*Task statement*:
Write the entries out again exactly; any picture among them gets left out.

[Element data from apps and pages]
:::::
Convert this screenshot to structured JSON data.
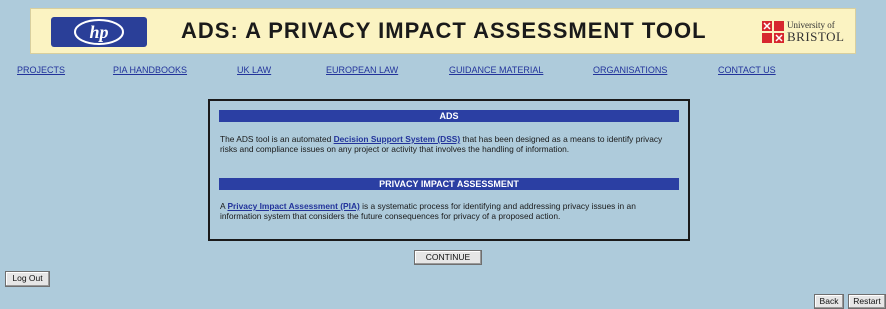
{
  "banner": {
    "hp_logo_text": "hp",
    "title": "ADS: A PRIVACY IMPACT ASSESSMENT TOOL",
    "university_line1": "University of",
    "university_line2": "BRISTOL"
  },
  "nav": {
    "items": [
      {
        "label": "PROJECTS"
      },
      {
        "label": "PIA HANDBOOKS"
      },
      {
        "label": "UK LAW"
      },
      {
        "label": "EUROPEAN LAW"
      },
      {
        "label": "GUIDANCE MATERIAL"
      },
      {
        "label": "ORGANISATIONS"
      },
      {
        "label": "CONTACT US"
      }
    ]
  },
  "dialog": {
    "ads_heading": "ADS",
    "ads_text_before": "The ADS tool is an automated ",
    "ads_link": "Decision Support System (DSS)",
    "ads_text_after": " that has been designed as a means to identify privacy risks and compliance issues on any project or activity that involves the handling of information.",
    "pia_heading": "PRIVACY IMPACT ASSESSMENT",
    "pia_text_before": "A ",
    "pia_link": "Privacy Impact Assessment (PIA)",
    "pia_text_after": " is a systematic process for identifying and addressing privacy issues in an information system that considers the future consequences for privacy of a proposed action."
  },
  "buttons": {
    "continue": "CONTINUE",
    "logout": "Log Out",
    "back": "Back",
    "restart": "Restart"
  },
  "colors": {
    "background": "#aecbdb",
    "banner": "#fbf3c2",
    "accent_blue": "#2b3fa3",
    "link": "#22339b"
  }
}
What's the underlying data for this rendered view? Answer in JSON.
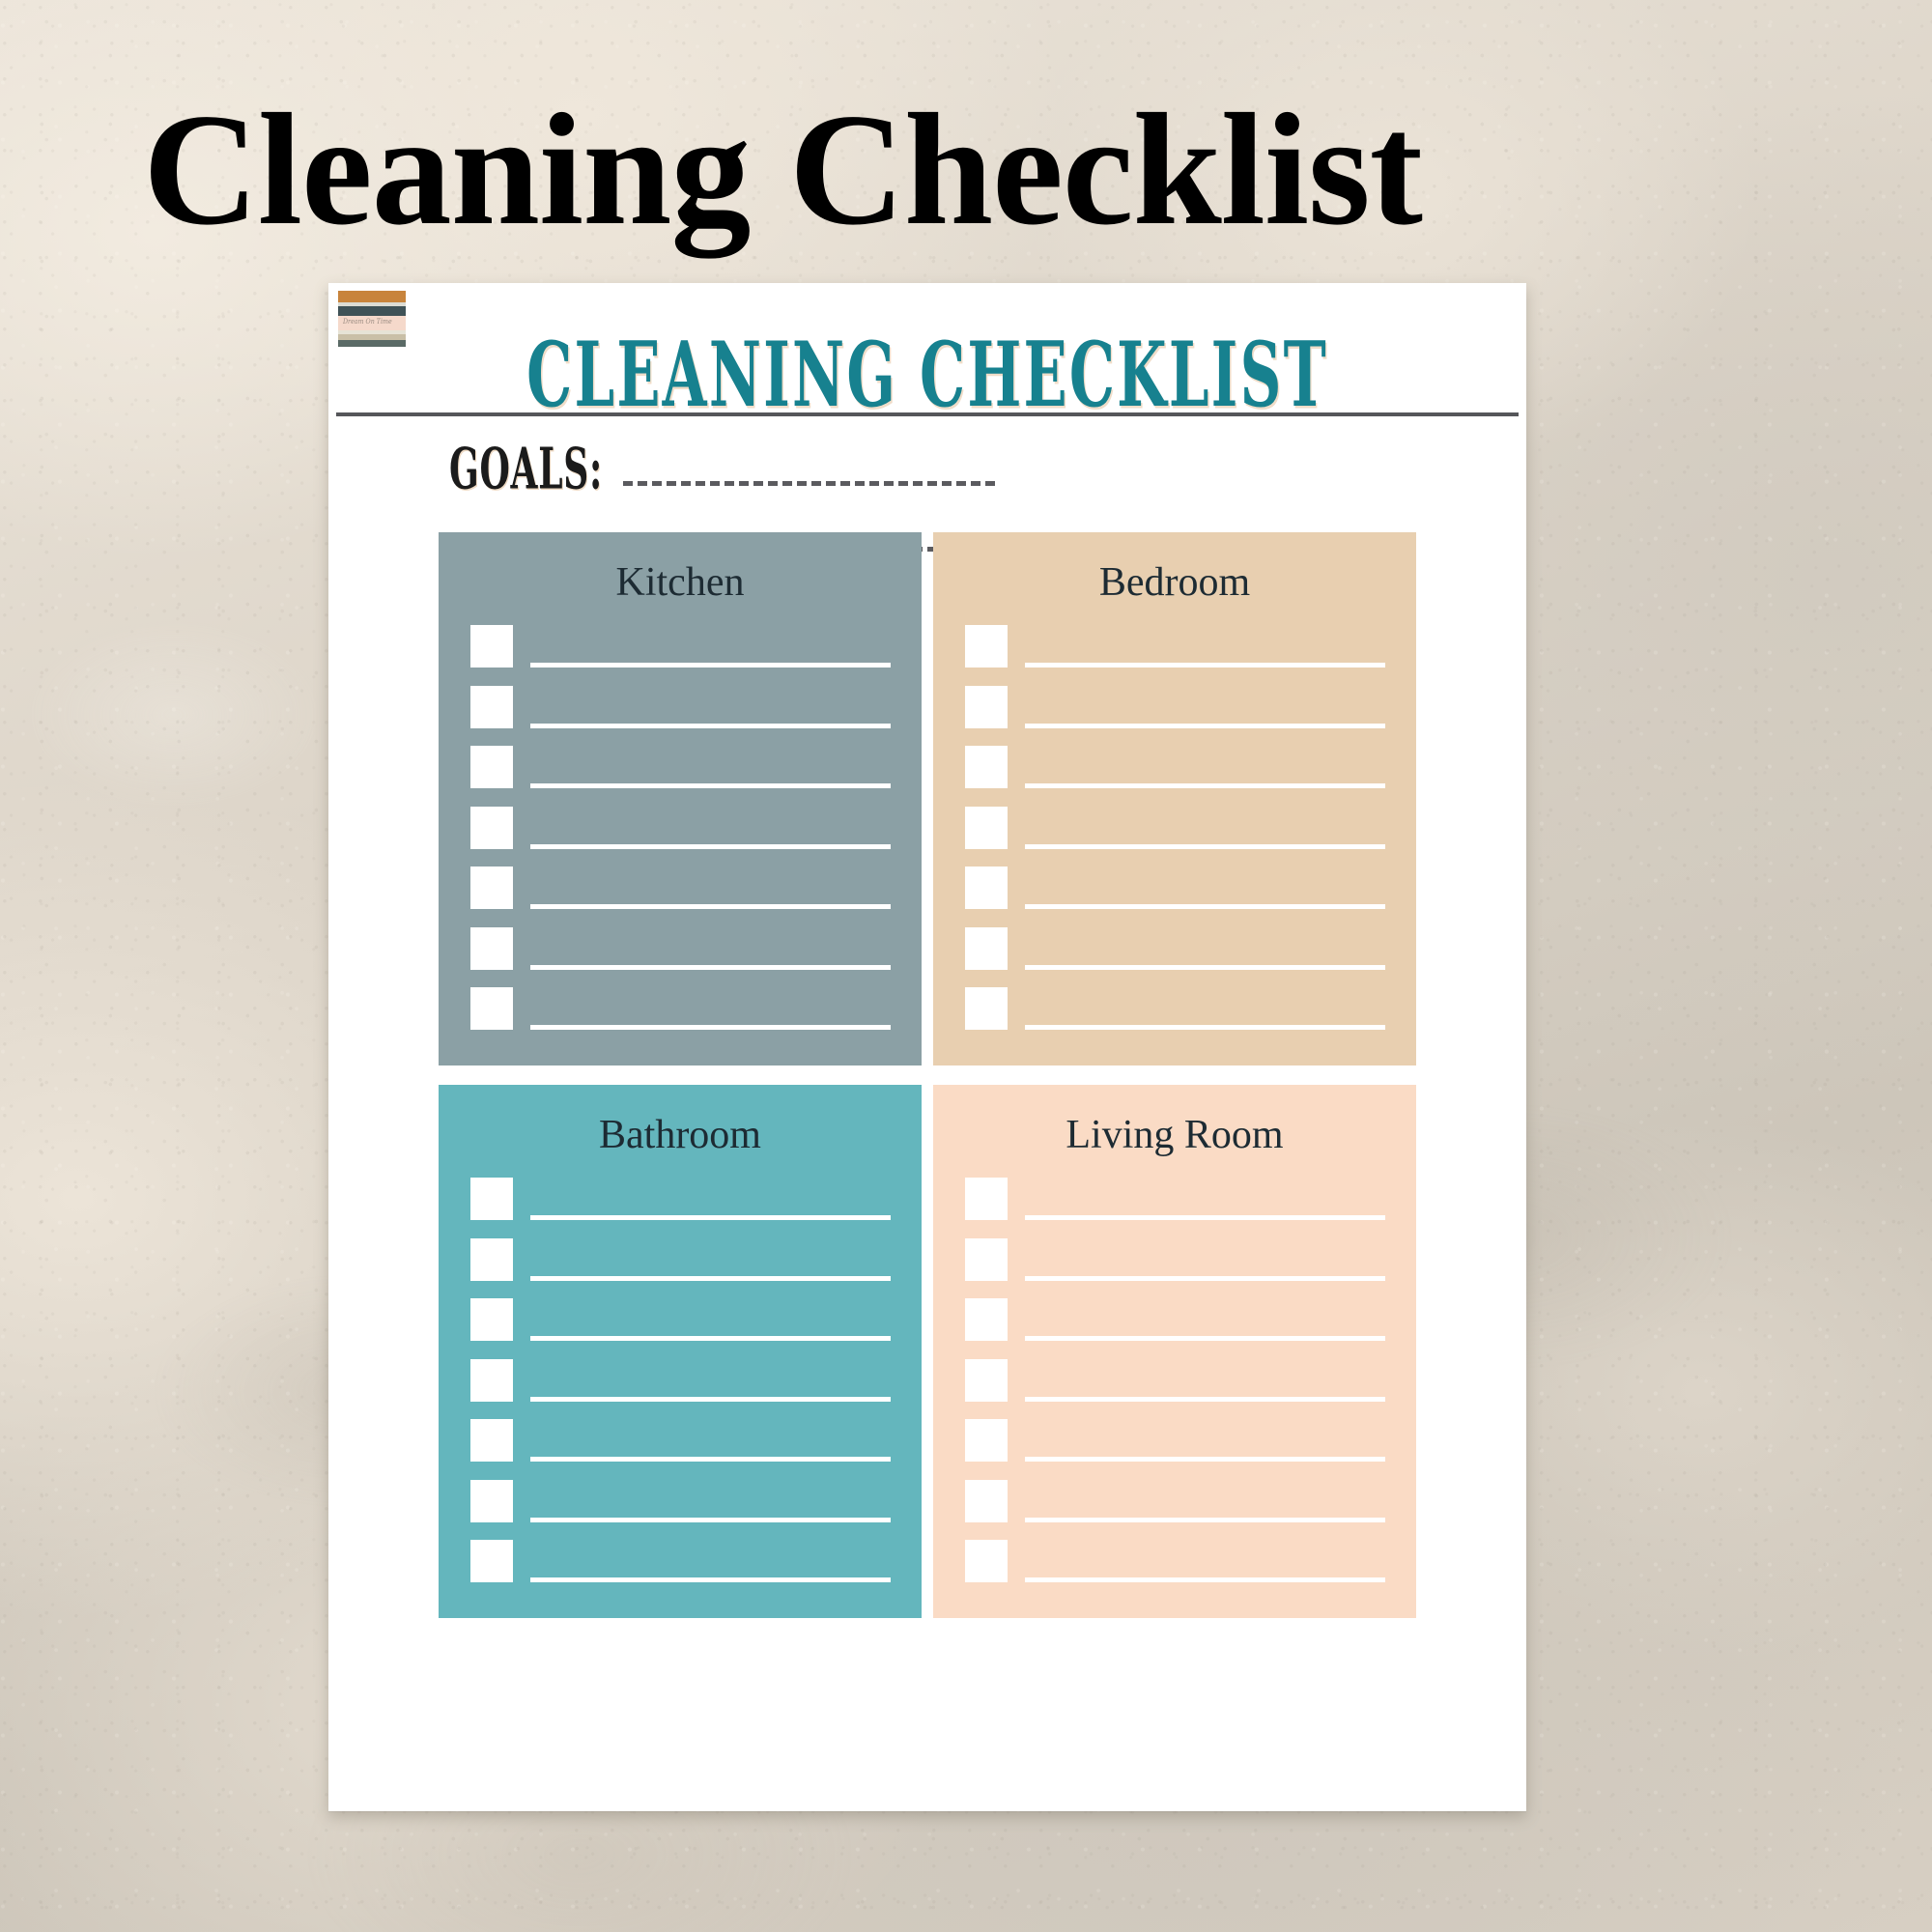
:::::
*Finished exercise*:
Convert this screenshot to structured JSON data.
{
  "banner": {
    "hp_logo_text": "hp",
    "title": "ADS: A PRIVACY IMPACT ASSESSMENT TOOL",
    "university_line1": "University of",
    "university_line2": "BRISTOL"
  },
  "nav": {
    "items": [
      {
        "label": "PROJECTS"
      },
      {
        "label": "PIA HANDBOOKS"
      },
      {
        "label": "UK LAW"
      },
      {
        "label": "EUROPEAN LAW"
      },
      {
        "label": "GUIDANCE MATERIAL"
      },
      {
        "label": "ORGANISATIONS"
      },
      {
        "label": "CONTACT US"
      }
    ]
  },
  "dialog": {
    "ads_heading": "ADS",
    "ads_text_before": "The ADS tool is an automated ",
    "ads_link": "Decision Support System (DSS)",
    "ads_text_after": " that has been designed as a means to identify privacy risks and compliance issues on any project or activity that involves the handling of information.",
    "pia_heading": "PRIVACY IMPACT ASSESSMENT",
    "pia_text_before": "A ",
    "pia_link": "Privacy Impact Assessment (PIA)",
    "pia_text_after": " is a systematic process for identifying and addressing privacy issues in an information system that considers the future consequences for privacy of a proposed action."
  },
  "buttons": {
    "continue": "CONTINUE",
    "logout": "Log Out",
    "back": "Back",
    "restart": "Restart"
  },
  "colors": {
    "background": "#aecbdb",
    "banner": "#fbf3c2",
    "accent_blue": "#2b3fa3",
    "link": "#22339b"
  }
}
What's the underlying data for this rendered view? Answer in JSON.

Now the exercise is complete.